METHODS: Maternal sera were assayed for immunoglobulin (Ig)G and IgM anticardiolipin and anti-β2-glycoprotein-I antibodies. Assays were performed in 582 stillbirth deliveries and 1,547 live birth deliveries.
RESULTS: Elevated levels of IgG anticardiolipin and IgG anti-β2-glycoprotein-I antibodies were associated with an approximate threefold increased odds of stillbirth (crude odds ratio [OR] 3.43, 95% confidence interval [CI] 1.79–6.60, 3.8% compared with 1.1% and OR 3.17, 95% CI 1.30–7.72, (1.9% compared with 0.6%, respectively) when all deliveries with stillbirth were compared with all deliveries with live birth.
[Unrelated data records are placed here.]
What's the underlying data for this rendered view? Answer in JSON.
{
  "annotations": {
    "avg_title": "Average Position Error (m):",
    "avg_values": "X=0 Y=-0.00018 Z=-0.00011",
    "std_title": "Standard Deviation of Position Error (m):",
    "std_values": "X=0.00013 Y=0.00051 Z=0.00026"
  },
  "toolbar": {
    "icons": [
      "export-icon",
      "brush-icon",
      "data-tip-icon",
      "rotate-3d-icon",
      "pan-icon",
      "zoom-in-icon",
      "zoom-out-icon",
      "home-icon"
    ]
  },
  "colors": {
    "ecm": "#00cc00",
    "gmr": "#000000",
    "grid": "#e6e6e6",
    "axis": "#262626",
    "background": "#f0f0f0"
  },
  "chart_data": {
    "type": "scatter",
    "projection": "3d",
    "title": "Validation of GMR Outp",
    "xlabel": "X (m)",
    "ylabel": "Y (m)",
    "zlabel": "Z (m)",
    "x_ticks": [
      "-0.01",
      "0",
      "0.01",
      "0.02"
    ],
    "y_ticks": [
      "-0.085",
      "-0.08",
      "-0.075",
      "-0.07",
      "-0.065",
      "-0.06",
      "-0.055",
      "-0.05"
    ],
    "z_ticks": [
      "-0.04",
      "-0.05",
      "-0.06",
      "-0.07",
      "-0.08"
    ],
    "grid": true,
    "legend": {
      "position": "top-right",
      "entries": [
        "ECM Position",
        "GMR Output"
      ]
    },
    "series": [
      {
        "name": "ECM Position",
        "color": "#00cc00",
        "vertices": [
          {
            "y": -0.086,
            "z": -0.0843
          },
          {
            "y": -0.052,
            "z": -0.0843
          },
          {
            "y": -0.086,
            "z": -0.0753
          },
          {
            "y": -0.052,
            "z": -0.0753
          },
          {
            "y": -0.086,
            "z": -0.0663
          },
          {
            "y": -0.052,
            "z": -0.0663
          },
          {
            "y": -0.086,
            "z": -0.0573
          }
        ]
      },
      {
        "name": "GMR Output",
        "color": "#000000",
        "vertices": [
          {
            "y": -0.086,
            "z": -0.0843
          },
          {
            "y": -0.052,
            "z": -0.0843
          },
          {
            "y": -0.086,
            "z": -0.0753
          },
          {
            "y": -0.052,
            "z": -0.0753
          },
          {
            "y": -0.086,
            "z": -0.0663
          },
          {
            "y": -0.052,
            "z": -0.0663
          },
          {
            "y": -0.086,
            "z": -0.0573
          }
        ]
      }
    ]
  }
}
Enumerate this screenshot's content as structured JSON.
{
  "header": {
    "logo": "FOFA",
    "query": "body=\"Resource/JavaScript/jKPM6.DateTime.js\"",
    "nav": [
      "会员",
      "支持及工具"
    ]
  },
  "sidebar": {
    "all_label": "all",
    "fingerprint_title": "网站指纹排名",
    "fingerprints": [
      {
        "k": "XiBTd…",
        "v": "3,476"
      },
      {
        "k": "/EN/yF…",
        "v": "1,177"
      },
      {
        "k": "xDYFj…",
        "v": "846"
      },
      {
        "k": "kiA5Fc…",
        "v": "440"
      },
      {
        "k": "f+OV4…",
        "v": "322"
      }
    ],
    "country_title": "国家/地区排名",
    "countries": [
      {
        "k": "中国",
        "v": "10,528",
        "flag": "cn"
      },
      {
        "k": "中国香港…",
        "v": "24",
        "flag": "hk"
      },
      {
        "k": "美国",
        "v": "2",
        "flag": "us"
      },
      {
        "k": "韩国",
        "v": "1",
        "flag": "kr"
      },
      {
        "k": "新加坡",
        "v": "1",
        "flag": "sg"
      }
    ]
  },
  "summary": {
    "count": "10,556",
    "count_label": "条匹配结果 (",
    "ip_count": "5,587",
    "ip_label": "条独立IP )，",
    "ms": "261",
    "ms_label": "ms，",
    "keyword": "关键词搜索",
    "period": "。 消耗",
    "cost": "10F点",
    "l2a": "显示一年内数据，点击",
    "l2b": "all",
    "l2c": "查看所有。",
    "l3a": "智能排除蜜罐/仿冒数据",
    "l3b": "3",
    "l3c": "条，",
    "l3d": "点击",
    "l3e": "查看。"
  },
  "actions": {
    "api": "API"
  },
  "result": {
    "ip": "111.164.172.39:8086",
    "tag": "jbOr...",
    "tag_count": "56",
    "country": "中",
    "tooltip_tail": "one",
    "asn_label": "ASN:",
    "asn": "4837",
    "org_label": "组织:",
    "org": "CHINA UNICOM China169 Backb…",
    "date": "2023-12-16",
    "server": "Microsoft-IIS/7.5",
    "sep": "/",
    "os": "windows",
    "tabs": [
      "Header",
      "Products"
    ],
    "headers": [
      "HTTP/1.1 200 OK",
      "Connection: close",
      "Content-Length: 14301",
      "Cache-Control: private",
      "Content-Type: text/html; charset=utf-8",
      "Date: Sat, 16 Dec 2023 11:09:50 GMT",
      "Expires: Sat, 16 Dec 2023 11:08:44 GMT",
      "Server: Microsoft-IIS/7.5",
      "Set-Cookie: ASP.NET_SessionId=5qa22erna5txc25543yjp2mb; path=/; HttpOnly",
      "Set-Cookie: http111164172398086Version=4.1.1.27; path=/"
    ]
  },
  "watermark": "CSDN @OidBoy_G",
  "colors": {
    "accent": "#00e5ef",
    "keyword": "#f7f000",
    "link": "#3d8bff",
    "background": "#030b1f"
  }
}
When the subset of stillbirths not associated with fetal anomalies or obstetric complications was compared with term live births, elevated IgG anticardiolipin antibodies were associated with stillbirth (5.0% compared with 1.0%; OR 5.30, 95% CI, 2.39–11.76; IgG anti-β2-glycoprotein-I antibodies (1.9% compared with 0.6%) had an OR of 3.00 (95% CI 1.01–8.90) and IgM anticardiolipin antibodies (6.0% compared with 3.0%) had an OR of 2.03 (95% CI 1.09–3.76). Elevated levels of anticardiolipin and anti-β2-glycoprotein-I antibodies were associated with a threefold to fivefold increased odds of stillbirth.
CONCLUSIONS: Our data support consideration of testing for antiphospholipid antibodies in cases of otherwise unexplained stillbirth.
LEVEL OF EVIDENCE: II